======== Supplied information

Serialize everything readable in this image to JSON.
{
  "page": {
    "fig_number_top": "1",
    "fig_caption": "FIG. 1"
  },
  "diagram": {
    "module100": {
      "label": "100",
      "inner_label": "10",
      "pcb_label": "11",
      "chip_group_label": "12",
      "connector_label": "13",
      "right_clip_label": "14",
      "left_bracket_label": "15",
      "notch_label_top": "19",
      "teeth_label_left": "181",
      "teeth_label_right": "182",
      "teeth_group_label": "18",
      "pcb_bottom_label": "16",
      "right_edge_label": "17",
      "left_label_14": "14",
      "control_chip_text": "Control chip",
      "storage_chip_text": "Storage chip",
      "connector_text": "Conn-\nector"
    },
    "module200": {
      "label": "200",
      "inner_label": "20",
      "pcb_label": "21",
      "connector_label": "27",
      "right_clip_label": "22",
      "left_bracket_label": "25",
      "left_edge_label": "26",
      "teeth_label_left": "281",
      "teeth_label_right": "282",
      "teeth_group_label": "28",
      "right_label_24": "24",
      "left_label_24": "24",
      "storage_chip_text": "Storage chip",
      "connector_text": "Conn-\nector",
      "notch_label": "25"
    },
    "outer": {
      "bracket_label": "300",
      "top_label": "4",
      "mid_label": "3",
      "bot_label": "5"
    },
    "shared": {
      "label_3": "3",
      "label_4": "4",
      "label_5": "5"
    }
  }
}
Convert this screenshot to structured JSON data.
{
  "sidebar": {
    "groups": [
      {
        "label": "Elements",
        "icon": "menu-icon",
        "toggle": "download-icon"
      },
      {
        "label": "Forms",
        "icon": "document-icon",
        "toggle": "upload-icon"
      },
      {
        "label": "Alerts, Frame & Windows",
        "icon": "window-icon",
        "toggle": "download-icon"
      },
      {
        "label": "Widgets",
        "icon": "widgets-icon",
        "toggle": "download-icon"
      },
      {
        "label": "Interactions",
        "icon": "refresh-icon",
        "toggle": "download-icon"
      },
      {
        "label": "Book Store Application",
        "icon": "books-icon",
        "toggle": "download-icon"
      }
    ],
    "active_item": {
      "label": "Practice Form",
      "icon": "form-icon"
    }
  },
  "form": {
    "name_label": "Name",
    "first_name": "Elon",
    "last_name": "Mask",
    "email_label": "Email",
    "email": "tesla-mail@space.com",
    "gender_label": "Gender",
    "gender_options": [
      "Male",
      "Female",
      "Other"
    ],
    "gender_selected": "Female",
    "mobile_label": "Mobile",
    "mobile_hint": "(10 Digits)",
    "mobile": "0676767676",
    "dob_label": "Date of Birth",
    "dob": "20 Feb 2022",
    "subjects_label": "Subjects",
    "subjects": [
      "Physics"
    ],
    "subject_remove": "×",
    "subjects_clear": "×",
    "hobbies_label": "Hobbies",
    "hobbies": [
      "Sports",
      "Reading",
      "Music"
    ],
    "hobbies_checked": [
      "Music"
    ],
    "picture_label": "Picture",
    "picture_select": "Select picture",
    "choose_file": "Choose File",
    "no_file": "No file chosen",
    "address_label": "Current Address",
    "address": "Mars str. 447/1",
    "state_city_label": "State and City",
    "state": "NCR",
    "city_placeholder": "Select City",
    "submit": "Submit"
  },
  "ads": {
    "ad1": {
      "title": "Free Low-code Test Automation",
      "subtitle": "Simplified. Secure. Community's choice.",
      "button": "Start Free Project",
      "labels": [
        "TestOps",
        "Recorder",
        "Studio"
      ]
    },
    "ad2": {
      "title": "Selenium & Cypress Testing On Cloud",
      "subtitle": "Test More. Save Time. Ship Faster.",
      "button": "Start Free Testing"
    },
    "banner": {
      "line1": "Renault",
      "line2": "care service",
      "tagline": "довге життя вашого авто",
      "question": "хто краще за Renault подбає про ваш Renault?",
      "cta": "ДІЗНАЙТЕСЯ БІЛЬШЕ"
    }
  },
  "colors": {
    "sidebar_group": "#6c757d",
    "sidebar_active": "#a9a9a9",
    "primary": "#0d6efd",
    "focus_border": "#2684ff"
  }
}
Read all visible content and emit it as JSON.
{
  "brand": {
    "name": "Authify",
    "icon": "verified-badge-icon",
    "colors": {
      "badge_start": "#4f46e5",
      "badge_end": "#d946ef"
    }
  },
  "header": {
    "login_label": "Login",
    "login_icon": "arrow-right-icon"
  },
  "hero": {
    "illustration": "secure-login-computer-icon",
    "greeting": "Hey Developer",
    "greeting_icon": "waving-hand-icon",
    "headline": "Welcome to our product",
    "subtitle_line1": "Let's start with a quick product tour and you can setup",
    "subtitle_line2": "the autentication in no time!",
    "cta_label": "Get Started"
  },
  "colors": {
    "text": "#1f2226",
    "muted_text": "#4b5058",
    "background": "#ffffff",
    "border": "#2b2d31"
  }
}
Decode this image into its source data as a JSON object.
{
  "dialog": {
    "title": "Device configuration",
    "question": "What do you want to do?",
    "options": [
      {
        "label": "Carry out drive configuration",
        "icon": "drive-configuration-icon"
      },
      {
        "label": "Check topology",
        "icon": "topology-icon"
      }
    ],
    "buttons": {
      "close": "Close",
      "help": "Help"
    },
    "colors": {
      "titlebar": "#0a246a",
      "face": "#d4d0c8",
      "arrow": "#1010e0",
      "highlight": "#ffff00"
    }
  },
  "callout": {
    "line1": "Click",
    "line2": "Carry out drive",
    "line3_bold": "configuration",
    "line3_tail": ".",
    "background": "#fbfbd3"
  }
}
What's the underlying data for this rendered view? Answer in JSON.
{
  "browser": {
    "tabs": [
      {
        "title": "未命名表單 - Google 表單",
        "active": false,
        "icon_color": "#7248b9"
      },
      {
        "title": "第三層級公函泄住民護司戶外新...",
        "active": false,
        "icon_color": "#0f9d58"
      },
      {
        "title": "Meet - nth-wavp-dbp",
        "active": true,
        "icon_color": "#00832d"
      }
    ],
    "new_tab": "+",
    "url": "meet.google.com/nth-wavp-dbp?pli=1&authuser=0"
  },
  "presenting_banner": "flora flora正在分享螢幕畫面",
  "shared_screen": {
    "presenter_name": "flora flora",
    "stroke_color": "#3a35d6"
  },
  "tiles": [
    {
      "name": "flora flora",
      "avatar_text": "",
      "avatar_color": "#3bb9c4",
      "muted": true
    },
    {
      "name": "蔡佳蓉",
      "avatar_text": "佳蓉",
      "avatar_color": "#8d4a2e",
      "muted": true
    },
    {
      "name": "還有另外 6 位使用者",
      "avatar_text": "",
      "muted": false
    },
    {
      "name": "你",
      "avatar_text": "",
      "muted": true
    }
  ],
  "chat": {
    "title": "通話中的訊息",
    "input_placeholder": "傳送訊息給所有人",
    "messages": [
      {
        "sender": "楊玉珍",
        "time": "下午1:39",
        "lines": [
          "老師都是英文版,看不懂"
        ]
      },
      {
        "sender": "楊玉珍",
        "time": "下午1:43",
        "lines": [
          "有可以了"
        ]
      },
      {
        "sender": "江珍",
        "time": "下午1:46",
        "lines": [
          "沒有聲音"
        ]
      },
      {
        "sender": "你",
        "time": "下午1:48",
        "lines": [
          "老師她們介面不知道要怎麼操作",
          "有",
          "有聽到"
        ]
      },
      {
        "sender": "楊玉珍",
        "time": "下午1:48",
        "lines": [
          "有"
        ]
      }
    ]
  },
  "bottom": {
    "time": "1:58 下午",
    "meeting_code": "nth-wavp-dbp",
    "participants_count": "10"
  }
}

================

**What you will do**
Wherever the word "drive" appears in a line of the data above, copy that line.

**Response area**
        "label": "Carry out drive configuration",
        "icon": "drive-configuration-icon"
    "line2": "Carry out drive",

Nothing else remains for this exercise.